*What to produce*.
Count every line in the data below that includes "title", and give only the result.

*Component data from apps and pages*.
--------------------------------------------------

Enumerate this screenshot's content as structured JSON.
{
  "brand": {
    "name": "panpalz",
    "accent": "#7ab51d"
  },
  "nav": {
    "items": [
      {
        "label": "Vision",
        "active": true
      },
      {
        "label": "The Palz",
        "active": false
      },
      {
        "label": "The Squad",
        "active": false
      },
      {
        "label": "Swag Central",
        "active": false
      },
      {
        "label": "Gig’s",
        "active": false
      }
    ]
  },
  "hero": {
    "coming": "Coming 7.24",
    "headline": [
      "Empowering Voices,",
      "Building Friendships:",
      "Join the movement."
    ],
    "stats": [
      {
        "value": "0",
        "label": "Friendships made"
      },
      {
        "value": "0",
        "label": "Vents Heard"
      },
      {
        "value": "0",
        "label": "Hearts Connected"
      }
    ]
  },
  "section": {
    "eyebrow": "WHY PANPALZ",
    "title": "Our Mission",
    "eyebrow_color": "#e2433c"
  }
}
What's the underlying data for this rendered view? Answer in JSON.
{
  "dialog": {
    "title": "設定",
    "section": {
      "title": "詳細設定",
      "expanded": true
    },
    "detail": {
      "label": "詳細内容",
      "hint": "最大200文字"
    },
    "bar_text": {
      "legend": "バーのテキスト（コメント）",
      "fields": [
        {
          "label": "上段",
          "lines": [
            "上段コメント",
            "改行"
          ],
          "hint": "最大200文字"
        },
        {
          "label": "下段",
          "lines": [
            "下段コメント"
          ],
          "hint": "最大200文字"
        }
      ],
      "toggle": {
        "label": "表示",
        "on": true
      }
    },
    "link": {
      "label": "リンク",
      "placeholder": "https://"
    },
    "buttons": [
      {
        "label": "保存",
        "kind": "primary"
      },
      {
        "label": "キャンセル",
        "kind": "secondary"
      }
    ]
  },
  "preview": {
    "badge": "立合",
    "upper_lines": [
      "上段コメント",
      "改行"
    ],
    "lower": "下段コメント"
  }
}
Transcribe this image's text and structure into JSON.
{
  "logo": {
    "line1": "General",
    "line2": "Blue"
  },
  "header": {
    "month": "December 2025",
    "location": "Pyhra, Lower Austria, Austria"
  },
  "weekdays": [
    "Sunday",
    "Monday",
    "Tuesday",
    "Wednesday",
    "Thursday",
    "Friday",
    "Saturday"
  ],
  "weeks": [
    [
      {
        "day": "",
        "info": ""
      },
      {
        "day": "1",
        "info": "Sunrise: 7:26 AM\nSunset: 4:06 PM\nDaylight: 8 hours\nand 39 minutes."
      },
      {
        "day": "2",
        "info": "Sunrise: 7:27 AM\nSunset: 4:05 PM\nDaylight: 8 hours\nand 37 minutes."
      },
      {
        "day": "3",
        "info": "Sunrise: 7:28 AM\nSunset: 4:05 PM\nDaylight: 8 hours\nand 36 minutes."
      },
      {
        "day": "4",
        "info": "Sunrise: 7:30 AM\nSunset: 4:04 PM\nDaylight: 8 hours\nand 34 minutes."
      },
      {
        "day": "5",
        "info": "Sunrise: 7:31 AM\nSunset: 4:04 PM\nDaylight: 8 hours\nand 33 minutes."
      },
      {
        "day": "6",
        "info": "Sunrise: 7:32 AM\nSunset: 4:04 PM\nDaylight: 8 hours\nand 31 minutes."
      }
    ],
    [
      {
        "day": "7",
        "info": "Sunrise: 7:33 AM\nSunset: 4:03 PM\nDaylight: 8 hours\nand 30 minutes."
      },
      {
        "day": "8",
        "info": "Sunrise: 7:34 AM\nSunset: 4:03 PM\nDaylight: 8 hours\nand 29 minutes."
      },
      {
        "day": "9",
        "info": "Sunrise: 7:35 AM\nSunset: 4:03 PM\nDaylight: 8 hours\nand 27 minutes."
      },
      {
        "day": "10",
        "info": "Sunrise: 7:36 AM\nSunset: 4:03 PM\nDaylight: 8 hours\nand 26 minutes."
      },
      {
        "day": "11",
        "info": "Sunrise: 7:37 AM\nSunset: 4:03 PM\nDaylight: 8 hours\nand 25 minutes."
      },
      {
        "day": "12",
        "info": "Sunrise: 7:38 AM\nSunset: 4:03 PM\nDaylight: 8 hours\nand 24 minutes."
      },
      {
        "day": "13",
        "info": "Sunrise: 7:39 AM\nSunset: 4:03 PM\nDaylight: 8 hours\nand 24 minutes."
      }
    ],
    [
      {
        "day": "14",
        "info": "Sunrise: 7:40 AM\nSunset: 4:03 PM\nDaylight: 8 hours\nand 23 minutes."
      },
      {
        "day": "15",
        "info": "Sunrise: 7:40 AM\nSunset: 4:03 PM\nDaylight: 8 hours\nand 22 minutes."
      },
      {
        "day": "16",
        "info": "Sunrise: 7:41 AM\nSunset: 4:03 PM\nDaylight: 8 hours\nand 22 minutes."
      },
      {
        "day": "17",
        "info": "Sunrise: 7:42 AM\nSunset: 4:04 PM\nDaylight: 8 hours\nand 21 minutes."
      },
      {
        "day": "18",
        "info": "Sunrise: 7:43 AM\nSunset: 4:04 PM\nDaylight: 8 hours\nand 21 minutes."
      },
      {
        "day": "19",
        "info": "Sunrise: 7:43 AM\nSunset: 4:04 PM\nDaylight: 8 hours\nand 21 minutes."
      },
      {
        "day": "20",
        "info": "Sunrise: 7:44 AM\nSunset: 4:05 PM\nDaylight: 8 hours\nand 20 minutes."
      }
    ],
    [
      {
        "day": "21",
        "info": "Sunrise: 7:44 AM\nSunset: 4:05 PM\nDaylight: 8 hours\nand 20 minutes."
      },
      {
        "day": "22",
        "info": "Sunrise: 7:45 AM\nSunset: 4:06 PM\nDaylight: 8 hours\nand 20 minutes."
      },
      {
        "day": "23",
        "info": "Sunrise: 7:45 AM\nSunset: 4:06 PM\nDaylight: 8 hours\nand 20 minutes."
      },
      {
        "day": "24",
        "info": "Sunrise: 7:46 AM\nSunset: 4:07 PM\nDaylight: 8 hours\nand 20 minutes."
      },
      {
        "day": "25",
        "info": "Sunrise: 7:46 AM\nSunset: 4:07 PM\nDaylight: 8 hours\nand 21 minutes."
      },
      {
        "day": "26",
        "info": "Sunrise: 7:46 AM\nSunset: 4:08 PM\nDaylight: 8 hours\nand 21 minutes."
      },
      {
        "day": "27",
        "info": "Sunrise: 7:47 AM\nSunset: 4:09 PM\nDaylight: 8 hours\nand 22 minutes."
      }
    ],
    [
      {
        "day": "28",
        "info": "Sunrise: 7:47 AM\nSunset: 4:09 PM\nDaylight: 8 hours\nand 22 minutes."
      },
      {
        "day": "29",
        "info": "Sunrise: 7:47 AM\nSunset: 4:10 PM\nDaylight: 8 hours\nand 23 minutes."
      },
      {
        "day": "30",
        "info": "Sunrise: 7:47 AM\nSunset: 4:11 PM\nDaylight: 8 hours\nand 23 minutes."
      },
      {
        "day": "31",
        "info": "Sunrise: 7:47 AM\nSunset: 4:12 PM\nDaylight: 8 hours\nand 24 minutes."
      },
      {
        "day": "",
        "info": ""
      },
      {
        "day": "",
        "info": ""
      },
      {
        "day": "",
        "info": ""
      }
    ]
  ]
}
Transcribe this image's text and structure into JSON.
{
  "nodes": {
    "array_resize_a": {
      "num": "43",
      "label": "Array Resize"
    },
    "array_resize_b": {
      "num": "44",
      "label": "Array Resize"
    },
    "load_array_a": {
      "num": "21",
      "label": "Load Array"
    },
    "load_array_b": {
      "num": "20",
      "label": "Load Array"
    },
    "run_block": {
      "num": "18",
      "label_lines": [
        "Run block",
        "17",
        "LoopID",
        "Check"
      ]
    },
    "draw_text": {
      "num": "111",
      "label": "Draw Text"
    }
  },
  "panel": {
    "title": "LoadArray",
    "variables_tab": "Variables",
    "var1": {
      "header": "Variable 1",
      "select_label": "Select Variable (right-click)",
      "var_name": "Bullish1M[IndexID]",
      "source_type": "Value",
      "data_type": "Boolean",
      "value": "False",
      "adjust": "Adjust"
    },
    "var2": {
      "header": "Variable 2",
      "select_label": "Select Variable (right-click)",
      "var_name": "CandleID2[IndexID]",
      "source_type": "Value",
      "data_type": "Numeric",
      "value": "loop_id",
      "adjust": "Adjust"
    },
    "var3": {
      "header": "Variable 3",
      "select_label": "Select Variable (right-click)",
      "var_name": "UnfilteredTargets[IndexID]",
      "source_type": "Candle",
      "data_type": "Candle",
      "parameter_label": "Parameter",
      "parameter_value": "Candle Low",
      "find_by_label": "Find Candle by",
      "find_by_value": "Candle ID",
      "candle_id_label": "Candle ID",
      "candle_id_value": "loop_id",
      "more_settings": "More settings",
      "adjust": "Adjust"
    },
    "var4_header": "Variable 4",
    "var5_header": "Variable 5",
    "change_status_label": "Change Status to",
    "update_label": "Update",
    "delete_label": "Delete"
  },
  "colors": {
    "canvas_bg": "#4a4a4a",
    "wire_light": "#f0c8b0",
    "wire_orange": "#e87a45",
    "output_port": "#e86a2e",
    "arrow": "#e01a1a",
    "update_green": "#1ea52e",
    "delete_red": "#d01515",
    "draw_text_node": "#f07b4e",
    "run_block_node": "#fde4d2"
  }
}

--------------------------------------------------

*Response for this exercise*.
4